Tomatoes have been shown to help fight aging in an unexpected way: by reducing sun damage and thus helping to prevent wrinkles. At the University of Manchester, an investigative team evaluated the skin of 20 female volunteers (ages 21 to 47) who were randomly assigned to consume either 55 grams of tomato paste along with 10 grams of olive oil or the olive oil alone for 12 weeks along with their normal diet.
All the volunteers were exposed to ultraviolet (UV) rays at the start and end of the study, and the researchers found that the participants who consumed both tomato paste and olive oil had 33 percent more protection against sun damage to the skin than did those who consumed olive oil only. This difference appeared to be due to two factors.
One factor was an increase in the level of procollagen, a type of protein in the skin. A loss of procollagen is associated with a lack of elasticity and skin aging. The other factor was the presence of less damage to the mitochondria DNA in the skin among those who consumed tomato paste. The benefits observed in this study are believed to be due to lycopene, a potent antioxidant found in tomatoes. Each 55 grams of tomato paste that the volunteers ate contained 16 mg of lycopene. The authors concluded that “tomato paste containing lycopene provides protection against acute and potentially longer-term aspects of photodamage.”
Tomatoes and Cardiovascular Health
The antioxidant powers of tomatoes also appear to help with matters of the heart and brain. A 2012 study published in Experimental and Therapeutic Medicine reported on tomato consumption and its impact on cardiovascular health. Every 39 seconds, one person in the United States dies of cardiovascular disease, which is the number one killer of Americans, according to the American Heart Association.
In this study, the scientists pointed out that there are many compounds in tomatoes that have an ability to prevent the aggregation or clumping of platelets (blood components involved with clotting) and to protect endothelial cells, critical features in preventing stroke, heart attacks, and other cardiovascular problems. They concluded that “tomato consumption promotes cardiovascular health through its role in platelet anti-aggregation activity and its endothelium-protective effects.”
Tomatoes and Prostate Health
The lycopene in tomatoes, as well as processed tomato products such as tomato paste, tomato sauce, and tomato juice, are the focus of most of the research on tomatoes and prostate cancer. One example comes from a 2009 study in which the authors reported that “there is accumulating evidence to support the consumption of lycopene, in particular tomato and tomato-based products, as protective factors against prostate cancer.” A University of California, Los Angeles study in mice, however, did not entire come to the same conclusions, as the authors noted they found that lycopene supplementation, but not tomato paste, resulted in a significantly reduced risk of prostate cancer.
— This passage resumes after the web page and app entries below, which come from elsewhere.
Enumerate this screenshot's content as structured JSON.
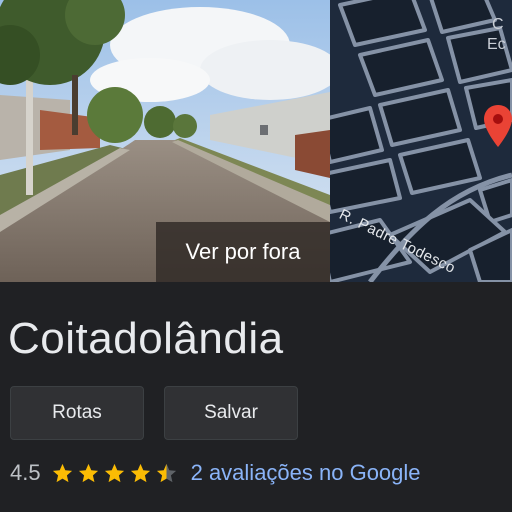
{
  "media": {
    "photo_overlay_label": "Ver por fora",
    "map_labels": {
      "top_line1": "C",
      "top_line2": "Ec",
      "street": "R. Padre Todesco"
    },
    "pin_color": "#ea4335"
  },
  "place": {
    "title": "Coitadolândia"
  },
  "actions": {
    "directions_label": "Rotas",
    "save_label": "Salvar"
  },
  "rating": {
    "value": "4.5",
    "stars_filled": 4.5,
    "stars_total": 5,
    "reviews_text": "2 avaliações no Google",
    "star_color": "#fbbc04"
  }
}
A subsequent study at the University of Illinois reported that lycopene was effective in inhibiting the spread of human prostate cancer cells in a laboratory. In a German article reviewing tomatoes and lycopene in the prevention of prostate disease, the authors commented that “the consumption of tomatoes and tomato products may probably protect from PCA [prostate cancer]–at least when considering low-grade PCA.” They also noted another possible benefit: “Tomato products might also be useful in the therapy for BPH,” or enlarged prostate.
Tomatoes and Other Benefits
In addition to lycopene, tomatoes are also a source of other antioxidants, including vitamins A and C, as well as fiber and potassium. In fact, one cup of raw tomatoes provide 38.1% of an adult’s Daily Value of vitamin C, 30% of vitamin A, 17.8% of vitamin K, 12.2% of potassium, and 8.6% of fiber, and all for a mere 32 calories.
Tomatoes and tomato products are a healthful addition to your diet, so eat them as often as possible. One caveat concerns canned tomato products. The chemical bisphenol A (BPA) is an endocrine (hormone) disruptor that is found in the lining of some food cans. High concentrations of BPA have been found in cans that contain acidic foods such as tomatoes, so if you purchase canned tomato products, look for BPA-free cans or choose items packed in glass or other containers that are certified BPA-free.